Woman with blonde hair in a white doctor’s coat smiling into camera

Elizabeth Morris named 2024 Gold Medalist by Society for Breast Imaging


UC Davis Health Professor and Chair of the Department of Radiology Elizabeth Morris has been selected as the Society of Breast Imaging (SBI) 2024 Gold Medalist. The announcement was made at the Radiological Society of North America (RSNA) Scientific Sessions and Annual Meeting recently in Chicago. 

Morris’ research focuses on how to use newer techniques, such as magnetic resonance imaging (MRI), for early breast cancer detection. In collaboration with her colleagues, she has written over 230 papers, 40 chapters and 5 books about breast diseases with an emphasis on the use of MRI. She has also received grants from RSNA, National Cancer Institute, U.S. Department of Defense, Susan G. Komen Foundation and Breast Cancer Research Foundation

In announcing the award, SBI also said Morris has a distinguished record as a radiology and breast imaging leader. After graduating summa cum laude from UC Davis with a degree in biochemistry, she received her medical degree from UC San Francisco and completed her residency at Weill Cornell Medical College. She also received a body and breast imaging fellowship at Memorial Sloan Kettering Cancer Center, where she remained on the faculty until December 2020, becoming the chief of the breast imaging service and Larry Norton Endowed Chair. 

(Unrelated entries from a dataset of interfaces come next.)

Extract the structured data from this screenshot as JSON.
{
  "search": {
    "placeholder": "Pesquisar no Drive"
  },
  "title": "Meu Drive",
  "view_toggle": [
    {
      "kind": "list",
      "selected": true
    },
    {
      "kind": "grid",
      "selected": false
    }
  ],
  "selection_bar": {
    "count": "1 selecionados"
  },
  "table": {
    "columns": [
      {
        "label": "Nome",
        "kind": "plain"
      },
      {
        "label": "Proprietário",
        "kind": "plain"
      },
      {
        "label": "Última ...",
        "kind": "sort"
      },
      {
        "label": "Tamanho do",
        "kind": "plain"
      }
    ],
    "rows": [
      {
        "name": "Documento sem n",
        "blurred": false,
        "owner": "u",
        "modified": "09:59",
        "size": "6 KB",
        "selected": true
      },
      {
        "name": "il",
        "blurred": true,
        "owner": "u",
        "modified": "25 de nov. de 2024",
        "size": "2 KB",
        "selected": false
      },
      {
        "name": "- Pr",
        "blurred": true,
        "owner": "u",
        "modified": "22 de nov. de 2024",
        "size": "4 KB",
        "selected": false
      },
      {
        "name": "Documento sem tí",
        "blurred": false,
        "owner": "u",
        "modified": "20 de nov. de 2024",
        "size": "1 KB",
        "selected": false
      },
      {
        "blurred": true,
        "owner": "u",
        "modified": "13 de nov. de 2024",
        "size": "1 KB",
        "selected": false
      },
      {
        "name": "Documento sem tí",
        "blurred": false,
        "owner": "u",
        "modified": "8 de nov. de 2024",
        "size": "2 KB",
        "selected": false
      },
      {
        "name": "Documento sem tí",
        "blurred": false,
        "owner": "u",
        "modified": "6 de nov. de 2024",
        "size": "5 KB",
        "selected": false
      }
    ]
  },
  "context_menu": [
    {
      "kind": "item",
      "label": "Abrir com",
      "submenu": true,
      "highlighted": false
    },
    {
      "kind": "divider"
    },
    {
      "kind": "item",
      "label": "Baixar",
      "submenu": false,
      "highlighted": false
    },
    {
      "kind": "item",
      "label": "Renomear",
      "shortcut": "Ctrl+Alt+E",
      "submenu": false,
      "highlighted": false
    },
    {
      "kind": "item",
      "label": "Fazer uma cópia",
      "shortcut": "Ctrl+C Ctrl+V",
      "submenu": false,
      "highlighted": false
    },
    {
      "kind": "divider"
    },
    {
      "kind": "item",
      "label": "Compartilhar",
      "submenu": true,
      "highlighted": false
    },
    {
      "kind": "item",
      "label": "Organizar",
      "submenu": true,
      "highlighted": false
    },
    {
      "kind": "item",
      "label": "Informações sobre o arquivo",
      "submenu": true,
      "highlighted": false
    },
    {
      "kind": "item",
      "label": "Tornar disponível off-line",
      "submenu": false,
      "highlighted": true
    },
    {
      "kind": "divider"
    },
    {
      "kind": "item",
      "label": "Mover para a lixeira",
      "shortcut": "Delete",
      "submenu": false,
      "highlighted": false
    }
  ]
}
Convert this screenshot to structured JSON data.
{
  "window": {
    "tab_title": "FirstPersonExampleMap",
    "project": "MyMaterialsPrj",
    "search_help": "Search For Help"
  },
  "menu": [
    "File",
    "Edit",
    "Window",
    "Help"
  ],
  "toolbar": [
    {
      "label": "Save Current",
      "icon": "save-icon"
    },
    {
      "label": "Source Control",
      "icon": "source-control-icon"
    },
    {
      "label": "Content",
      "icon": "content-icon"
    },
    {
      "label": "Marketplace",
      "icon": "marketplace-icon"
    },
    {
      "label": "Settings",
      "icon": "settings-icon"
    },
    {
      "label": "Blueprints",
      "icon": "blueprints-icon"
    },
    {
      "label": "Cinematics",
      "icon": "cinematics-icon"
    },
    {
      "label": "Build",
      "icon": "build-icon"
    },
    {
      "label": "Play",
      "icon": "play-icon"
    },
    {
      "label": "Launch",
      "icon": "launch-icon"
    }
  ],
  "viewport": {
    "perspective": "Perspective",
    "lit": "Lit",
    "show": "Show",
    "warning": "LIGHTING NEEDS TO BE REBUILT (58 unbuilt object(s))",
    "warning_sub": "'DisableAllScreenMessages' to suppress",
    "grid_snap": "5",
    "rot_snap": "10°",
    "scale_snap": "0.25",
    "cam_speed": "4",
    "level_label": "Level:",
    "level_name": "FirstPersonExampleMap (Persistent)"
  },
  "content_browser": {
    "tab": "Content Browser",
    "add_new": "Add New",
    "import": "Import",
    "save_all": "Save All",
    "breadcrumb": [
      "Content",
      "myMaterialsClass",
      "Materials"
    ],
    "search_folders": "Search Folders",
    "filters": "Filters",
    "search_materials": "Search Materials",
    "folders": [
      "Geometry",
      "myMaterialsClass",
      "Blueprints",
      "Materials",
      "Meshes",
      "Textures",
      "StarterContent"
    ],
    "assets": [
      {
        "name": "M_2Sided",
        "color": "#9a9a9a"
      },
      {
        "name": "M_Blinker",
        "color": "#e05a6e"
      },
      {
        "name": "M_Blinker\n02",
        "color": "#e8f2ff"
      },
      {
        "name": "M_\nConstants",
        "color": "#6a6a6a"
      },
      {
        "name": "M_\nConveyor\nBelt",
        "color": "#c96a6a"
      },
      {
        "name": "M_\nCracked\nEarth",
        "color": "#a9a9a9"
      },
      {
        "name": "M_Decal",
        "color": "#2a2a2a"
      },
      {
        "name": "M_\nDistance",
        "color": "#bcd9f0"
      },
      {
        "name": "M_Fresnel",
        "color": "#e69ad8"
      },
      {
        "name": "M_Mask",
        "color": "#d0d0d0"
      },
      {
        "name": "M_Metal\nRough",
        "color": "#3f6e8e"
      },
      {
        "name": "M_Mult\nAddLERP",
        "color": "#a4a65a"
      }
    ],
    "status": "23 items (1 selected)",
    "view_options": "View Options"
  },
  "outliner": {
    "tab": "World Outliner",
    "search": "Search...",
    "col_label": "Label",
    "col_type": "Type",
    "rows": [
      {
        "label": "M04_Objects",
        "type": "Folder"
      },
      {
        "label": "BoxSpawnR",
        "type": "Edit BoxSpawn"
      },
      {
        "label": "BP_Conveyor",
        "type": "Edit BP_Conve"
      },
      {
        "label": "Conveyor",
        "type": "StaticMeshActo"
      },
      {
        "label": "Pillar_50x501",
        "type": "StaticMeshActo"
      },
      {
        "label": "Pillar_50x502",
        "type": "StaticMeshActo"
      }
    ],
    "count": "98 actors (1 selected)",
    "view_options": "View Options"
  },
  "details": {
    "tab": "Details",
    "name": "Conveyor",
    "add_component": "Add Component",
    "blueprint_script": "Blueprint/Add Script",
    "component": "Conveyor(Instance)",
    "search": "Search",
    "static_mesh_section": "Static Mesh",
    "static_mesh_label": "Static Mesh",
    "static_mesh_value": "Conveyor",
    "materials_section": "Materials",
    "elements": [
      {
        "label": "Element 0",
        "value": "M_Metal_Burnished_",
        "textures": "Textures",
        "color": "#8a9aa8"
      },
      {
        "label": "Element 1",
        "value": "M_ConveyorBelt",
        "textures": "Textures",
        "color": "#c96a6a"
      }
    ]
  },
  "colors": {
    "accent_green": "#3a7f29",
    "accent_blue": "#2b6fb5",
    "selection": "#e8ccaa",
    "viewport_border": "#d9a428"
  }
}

Morris is a fellow of SBI, the American College of Radiology and the International Society of Magnetic Resonance in Medicine. She is also a past president of SBI. 

Morris will receive the gold medal during the 2024 SBI Breast Imaging Symposium on April 12, 2024 in Montreal, Canada. 

Dense breast study co-authored by Morris highlighted at RSNA

Morris also shared results from a Bayer-funded study that she co-authored at the RSNA meeting. The work was published in the Journal of Medical Economics. It analyzes the cost effectiveness and the ability to provide supplemental imaging for women with dense breasts at average or intermediate risk of breast cancer.

The results showed that MRI and contrast-enhanced mammography offer the best clinical outcomes compared to routine screening alone. Morris said the findings are aligned with ongoing efforts in Congress to improve access to supplementary breast cancer screening.

“Reintroduced earlier this year, the Find It Early Act seeks to ensure coverage of supplemental screening with no cost-sharing for certain individuals at greater risk, including those with dense breasts. The results of this study provide important evidence that reinforces the value of this act. The analysis also helps build much-needed consensus around the preferred supplemental screening modalities that, in combination with improved access, will help contribute to the impact of life-saving breast cancer screening,” Morris said. 

Woman lying head-first on large medical scanner shaped like a cone.
EXPLORER, the world’s first total-body positive emission tomography (PET) scanner

More recognition for UC Davis Health at RSNA meeting

Also generating excitement at the RSNA meeting was a presentation by the UC Davis Department of Radiology that detailed the journey to develop EXPLORER, the world’s first total-body positive emission tomography (PET) scanner. EXPLORER provides comprehensive images of the entire body in seconds.

The presenters included Ramsey Badawi, professor and vice chair of research for the radiology department, Lorenzo Nardo, director of nuclear medicine and theranostics for the department, and Simon Cherry, professor emeritus with the UC Davis Department of Biomedical Engineering.

RSNA’s coverage of the conference included the UC Davis team’s collection of images and animation generated by EXPLORER that depict the human body’s immune response after COVID-19 infection. The research conducted with EXPLORER features  dramatic imaging of immune T cell distribution throughout the body. This helps researchers better understand how the body responds to viral infections and how long-term protection against re-infection may be possible.

UC Davis Health is improving lives and transforming health care by providing excellent patient care, conducting groundbreaking research, fostering innovative, interprofessional education, and creating dynamic, productive partnerships with the community. For more information, visit health.ucdavis.edu.

Clinical Trials at UC Davis